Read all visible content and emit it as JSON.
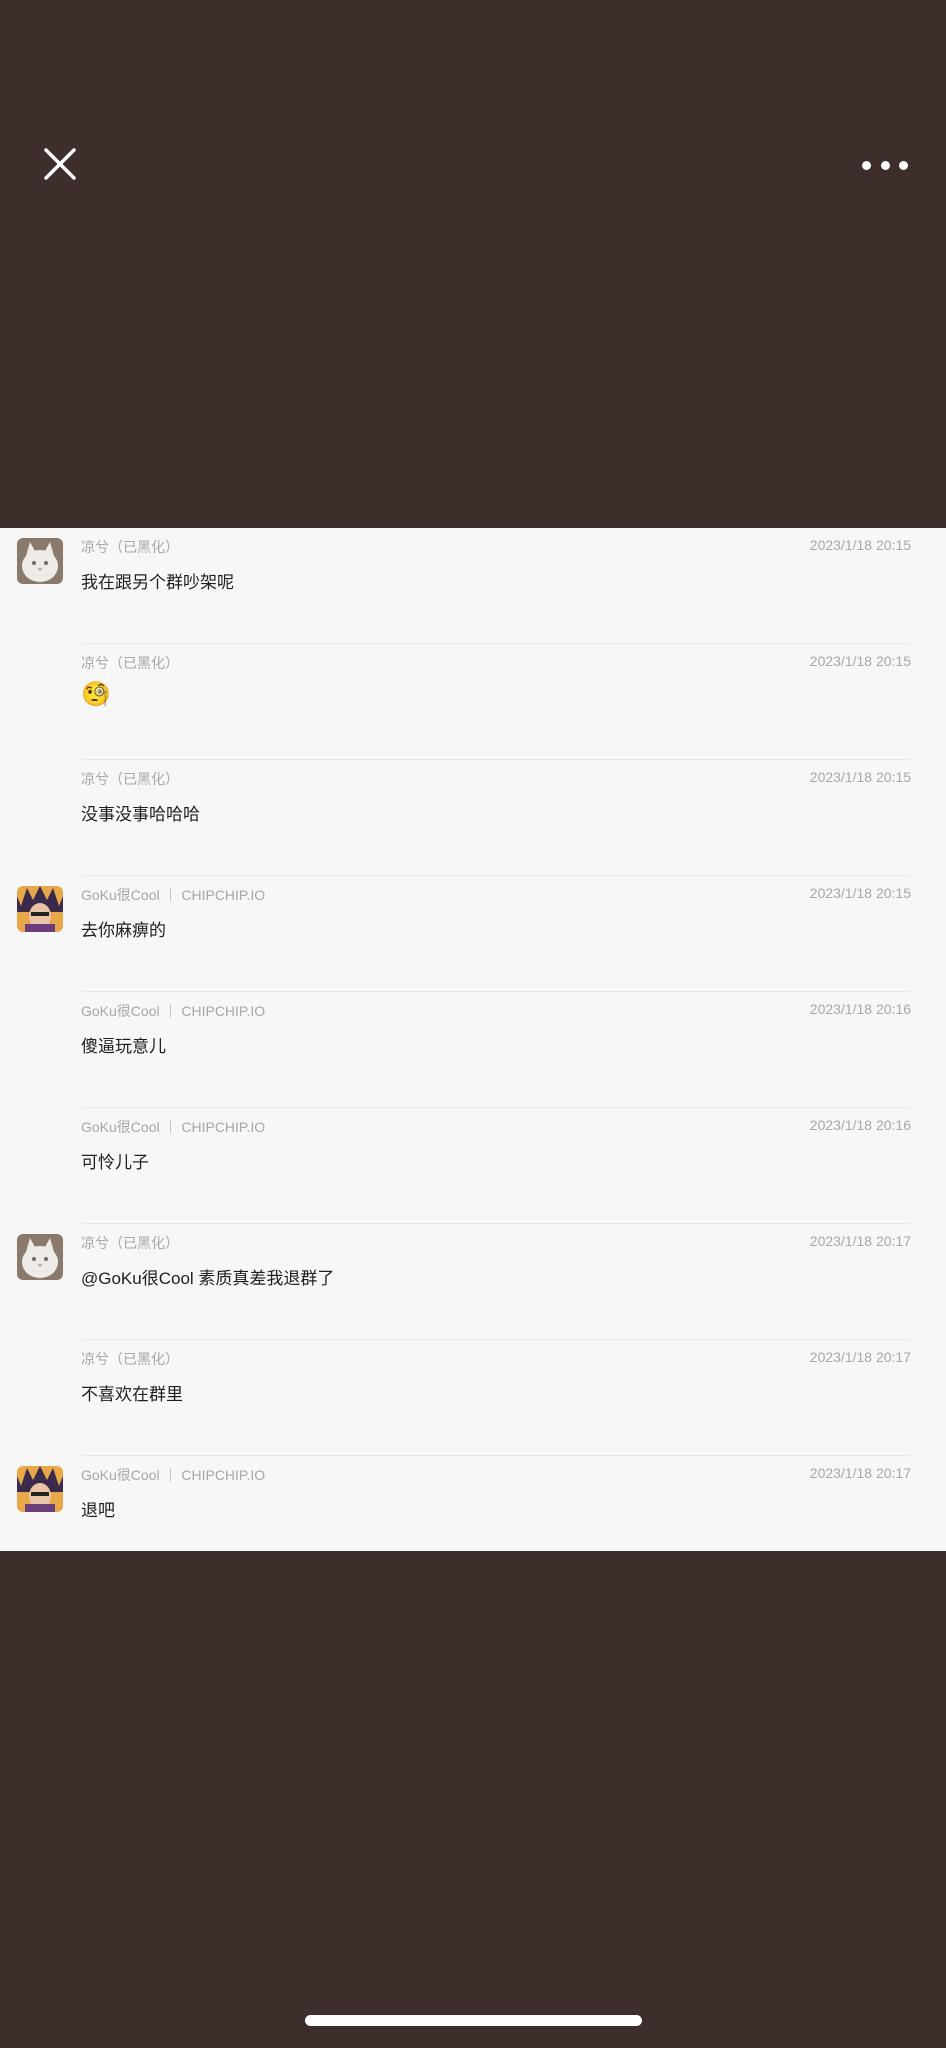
{
  "header": {
    "close_icon": "close-icon",
    "more_icon": "more-horizontal-icon"
  },
  "messages": [
    {
      "sender": "凉兮（已黑化）",
      "time": "2023/1/18 20:15",
      "text": "我在跟另个群吵架呢",
      "avatar": "cat"
    },
    {
      "sender": "凉兮（已黑化）",
      "time": "2023/1/18 20:15",
      "text": "🧐",
      "avatar": ""
    },
    {
      "sender": "凉兮（已黑化）",
      "time": "2023/1/18 20:15",
      "text": "没事没事哈哈哈",
      "avatar": ""
    },
    {
      "sender": "GoKu很Cool ｜ CHIPCHIP.IO",
      "time": "2023/1/18 20:15",
      "text": "去你麻痹的",
      "avatar": "goku"
    },
    {
      "sender": "GoKu很Cool ｜ CHIPCHIP.IO",
      "time": "2023/1/18 20:16",
      "text": "傻逼玩意儿",
      "avatar": ""
    },
    {
      "sender": "GoKu很Cool ｜ CHIPCHIP.IO",
      "time": "2023/1/18 20:16",
      "text": "可怜儿子",
      "avatar": ""
    },
    {
      "sender": "凉兮（已黑化）",
      "time": "2023/1/18 20:17",
      "text": "@GoKu很Cool 素质真差我退群了",
      "avatar": "cat"
    },
    {
      "sender": "凉兮（已黑化）",
      "time": "2023/1/18 20:17",
      "text": "不喜欢在群里",
      "avatar": ""
    },
    {
      "sender": "GoKu很Cool ｜ CHIPCHIP.IO",
      "time": "2023/1/18 20:17",
      "text": "退吧",
      "avatar": "goku"
    }
  ]
}
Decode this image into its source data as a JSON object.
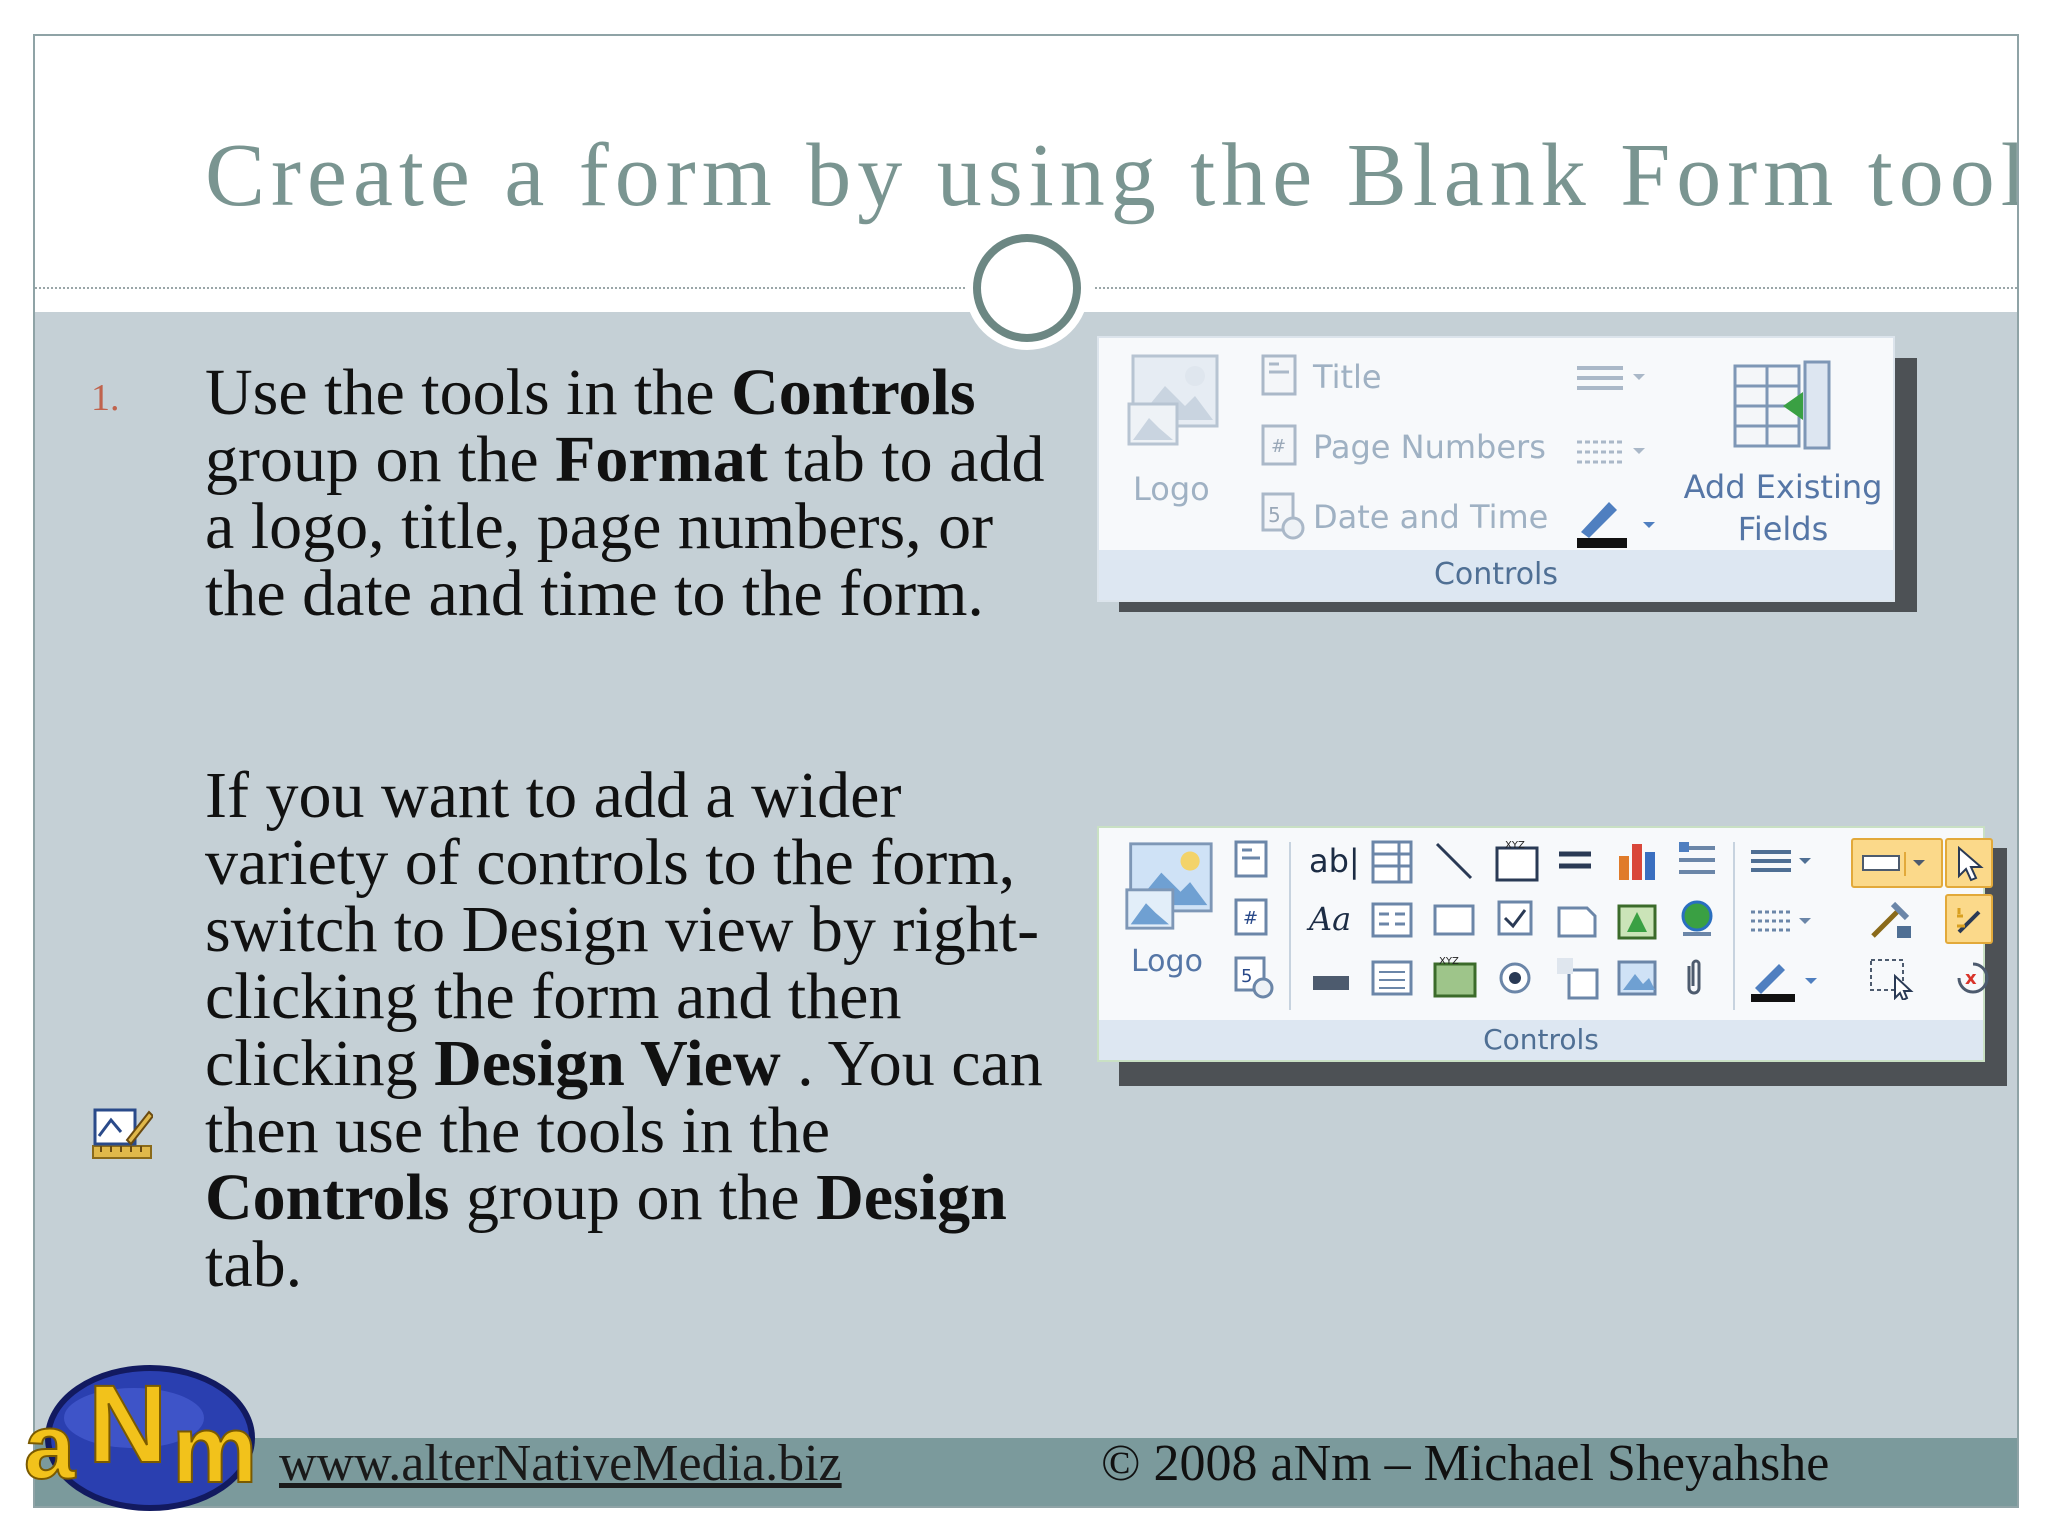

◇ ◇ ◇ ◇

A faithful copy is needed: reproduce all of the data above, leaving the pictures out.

◆ **Output below**
Read all visible content and emit it as JSON.
{
  "header": {
    "close_icon": "close-icon",
    "more_icon": "more-horizontal-icon"
  },
  "messages": [
    {
      "sender": "凉兮（已黑化）",
      "time": "2023/1/18 20:15",
      "text": "我在跟另个群吵架呢",
      "avatar": "cat"
    },
    {
      "sender": "凉兮（已黑化）",
      "time": "2023/1/18 20:15",
      "text": "🧐",
      "avatar": ""
    },
    {
      "sender": "凉兮（已黑化）",
      "time": "2023/1/18 20:15",
      "text": "没事没事哈哈哈",
      "avatar": ""
    },
    {
      "sender": "GoKu很Cool ｜ CHIPCHIP.IO",
      "time": "2023/1/18 20:15",
      "text": "去你麻痹的",
      "avatar": "goku"
    },
    {
      "sender": "GoKu很Cool ｜ CHIPCHIP.IO",
      "time": "2023/1/18 20:16",
      "text": "傻逼玩意儿",
      "avatar": ""
    },
    {
      "sender": "GoKu很Cool ｜ CHIPCHIP.IO",
      "time": "2023/1/18 20:16",
      "text": "可怜儿子",
      "avatar": ""
    },
    {
      "sender": "凉兮（已黑化）",
      "time": "2023/1/18 20:17",
      "text": "@GoKu很Cool 素质真差我退群了",
      "avatar": "cat"
    },
    {
      "sender": "凉兮（已黑化）",
      "time": "2023/1/18 20:17",
      "text": "不喜欢在群里",
      "avatar": ""
    },
    {
      "sender": "GoKu很Cool ｜ CHIPCHIP.IO",
      "time": "2023/1/18 20:17",
      "text": "退吧",
      "avatar": "goku"
    }
  ]
}
Decode this image into its source data as a JSON object.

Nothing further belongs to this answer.